The High Price of Playing in the NFL
This NFL season has been wrought with story after story of former NFL players being diagnosed with chronic traumatic encephalopathy, or CTE, a degenerative brain disease caused by repeated concussions and traumatic brain injuries. In November, the family of Hall of Fame running back Frank Gifford announced he had the disease. A former safety for the New York Giants, Tyler Sash, who died from an overdose of pain medication in September, was diagnosed with CTE last month. And just days ago, former NFL great, Ken Stabler of the Oakland Raiders, was diagnosed posthumously with CTE.
It’s not a new problem, but it is one that’s finally getting some attention. As the nation prepares for this year’s Super Bowl, more and more people are beginning to ask: How much should players have to sacrifice to be a part of the country’s biggest professional sports league?
In December, AAJ released a report, “Concussions and the Courthouse.” We focused on the role the civil justice system played in shining a light on concussions in professional sports, noting that it was the lawsuits filed on behalf of former players that really forced the NFL and other professional leagues to take notice of concussion research.
As we wrote:
“No concussion lawsuit has had quite the effect of the NFL concussion litigation. One of the most high-profile court cases in sports history, the case immediately sent shockwaves not just through the NFL, of professional sports, but all contact sports at every level. Insurance companies warned that the league might face as much as $2.5 billion in damages, and no one knew better than them that that estimate might be the tip of the iceberg.”

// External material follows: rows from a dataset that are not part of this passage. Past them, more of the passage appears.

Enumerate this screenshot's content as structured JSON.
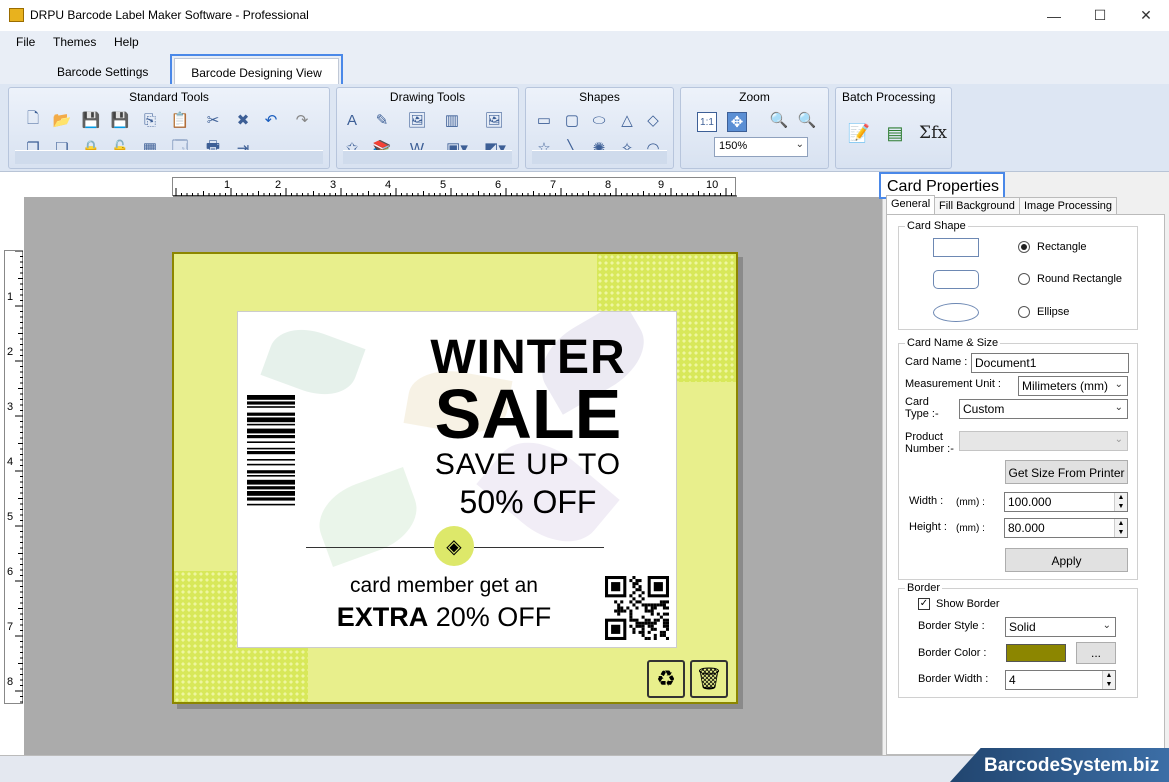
{
  "window": {
    "title": "DRPU Barcode Label Maker Software - Professional",
    "controls": {
      "minimize": "—",
      "maximize": "☐",
      "close": "✕"
    }
  },
  "menu": [
    "File",
    "Themes",
    "Help"
  ],
  "tabs": [
    "Barcode Settings",
    "Barcode Designing View"
  ],
  "ribbon": {
    "standard_tools": "Standard Tools",
    "drawing_tools": "Drawing Tools",
    "shapes": "Shapes",
    "zoom": "Zoom",
    "zoom_value": "150%",
    "zoom_fit": "1:1",
    "batch_processing": "Batch Processing",
    "formula_icon": "Σfx"
  },
  "ruler": {
    "h": [
      "1",
      "2",
      "3",
      "4",
      "5",
      "6",
      "7",
      "8",
      "9",
      "10"
    ],
    "v": [
      "1",
      "2",
      "3",
      "4",
      "5",
      "6",
      "7",
      "8"
    ]
  },
  "card": {
    "headline1": "WINTER",
    "headline2": "SALE",
    "line3": "SAVE UP TO",
    "line4": "50% OFF",
    "line5": "card member get an",
    "line6a": "EXTRA",
    "line6b": "20% OFF"
  },
  "panel": {
    "title": "Card Properties",
    "tabs": [
      "General",
      "Fill Background",
      "Image Processing"
    ],
    "card_shape": {
      "legend": "Card Shape",
      "options": [
        "Rectangle",
        "Round Rectangle",
        "Ellipse"
      ]
    },
    "card_name_size": {
      "legend": "Card  Name & Size",
      "card_name_label": "Card Name :",
      "card_name_value": "Document1",
      "unit_label": "Measurement Unit :",
      "unit_value": "Milimeters (mm)",
      "card_type_label": "Card\nType :-",
      "card_type_value": "Custom",
      "product_number_label": "Product\nNumber :-",
      "get_size_button": "Get Size From Printer",
      "width_label": "Width :",
      "width_unit": "(mm) :",
      "width_value": "100.000",
      "height_label": "Height :",
      "height_unit": "(mm) :",
      "height_value": "80.000",
      "apply_button": "Apply"
    },
    "border": {
      "legend": "Border",
      "show_border": "Show Border",
      "style_label": "Border Style :",
      "style_value": "Solid",
      "color_label": "Border Color :",
      "color_value": "#8c8600",
      "color_button": "...",
      "width_label": "Border Width :",
      "width_value": "4"
    }
  },
  "brand": "BarcodeSystem.biz"
}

The New York Times recently published an interactive gallery of former NFL players diagnosed with CTE, and the list reads like a who’s who of professional football players from the last four decades. The league has been backed into a corner where they now are finally recognizing the science behind CTE, and the civil justice system most certainly played a part. But for the thousands of current and former NFL players—and the millions more amateur and collegiate athletes—much more can and should be done to protect players’ health.